Dick froze. He stopped waving the baton, and glowered down at Chuck. The whole thing came to a halt. There was some clamoring in the room, and I heard voices and muttering all around me. Immediately in front of me, I saw Chuck put his alto back on its stand. He bent over, and put his face in his hands. His ears and the back of his neck were bright red, and his shoulders were lurching up and down. He was actually silently laughing!
“What the hell happened?” Dick said. He didn’t shout, but he was very upset now – maybe the only time I’ve ever seen him like this! He had directed the question at Chuck.
Chuck shook his head, his face still in his hands. He motioned for Ken Peplowski to respond. Ken started laughing as well. “Come on, fellows! What’s going on?” Dick asked again. Exasperated.
Ken caught his breath. He pointed to Chuck, seated next to him. “He…he…ha, ha! He played a FLY!”
“What?” said Dick.
Ken went on. Chuck was still too embarrassed to speak. Ken said, “A little fly landed on Chuck’s part, just where all those sixteenths were written. Chuck PLAYED it! He PLAYED it perfectly! He played the fly!”
Chuck finally looked up, shrugging his shoulders apologetically. “I’m sorry, Dick,” he said in his low Texas drawl. “I thought it was a high F-sharp!”
Everyone in the room burst out laughing, including Dick himself. After a moment, he said, much calmer now, “All right. Is Mister Fly off the page now? Does anyone else have any insects on their parts? Can we please play this cue for keeps this time?”
And we did. No overtime that day.
I’m glad I got to know and play with Chuck Wilson. I won’t forget him. Nor will anyone lucky enough to have known him, or to have heard him play.
Oh, yeah: One day, Chuck showed up for an ABQ rehearsal with a new haircut. His graying hair was styled a little differently than before. (Don’t forget: it was the 1980s!) Howard, kidding him (as we all did each other, all the time), said, “Geez, Chuck! You look like a damn weasel!”

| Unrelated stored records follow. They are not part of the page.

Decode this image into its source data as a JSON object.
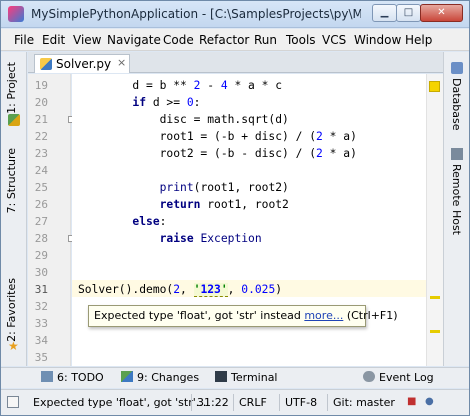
{
  "window": {
    "title": "MySimplePythonApplication - [C:\\SamplesProjects\\py\\MySi...",
    "minimize_icon": "minimize-icon",
    "maximize_icon": "maximize-icon",
    "close_icon": "close-icon"
  },
  "menubar": {
    "items": [
      "File",
      "Edit",
      "View",
      "Navigate",
      "Code",
      "Refactor",
      "Run",
      "Tools",
      "VCS",
      "Window",
      "Help"
    ]
  },
  "left_tools": {
    "project": "1: Project",
    "structure": "7: Structure",
    "favorites": "2: Favorites"
  },
  "right_tools": {
    "database": "Database",
    "remote_host": "Remote Host"
  },
  "editor_tab": {
    "label": "Solver.py",
    "close_glyph": "×"
  },
  "editor": {
    "line_numbers": [
      "19",
      "20",
      "21",
      "22",
      "23",
      "24",
      "25",
      "26",
      "27",
      "28",
      "29",
      "30",
      "31",
      "32",
      "33",
      "34",
      "35"
    ],
    "current_line": "31",
    "lines": [
      "        d = b ** 2 - 4 * a * c",
      "        if d >= 0:",
      "            disc = math.sqrt(d)",
      "            root1 = (-b + disc) / (2 * a)",
      "            root2 = (-b - disc) / (2 * a)",
      "",
      "            print(root1, root2)",
      "            return root1, root2",
      "        else:",
      "            raise Exception",
      "",
      "",
      "Solver().demo(2, '123', 0.025)",
      "",
      "",
      "",
      ""
    ]
  },
  "tooltip": {
    "message": "Expected type 'float', got 'str' instead ",
    "link": "more...",
    "shortcut": " (Ctrl+F1)"
  },
  "bottom_tools": {
    "todo": "6: TODO",
    "changes": "9: Changes",
    "terminal": "Terminal",
    "event_log": "Event Log"
  },
  "statusbar": {
    "message": "Expected type 'float', got 'str'...",
    "position": "31:22",
    "line_separator": "CRLF",
    "encoding": "UTF-8",
    "vcs": "Git: master"
  },
  "colors": {
    "caret_row": "#fffae3",
    "keyword": "#000080",
    "number": "#0000ff",
    "string": "#008000",
    "marker": "#e6cc00"
  }
}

Frank, Jackie, Howard, Chuck and I all laughed. The name stuck.
Carry on, Weasel!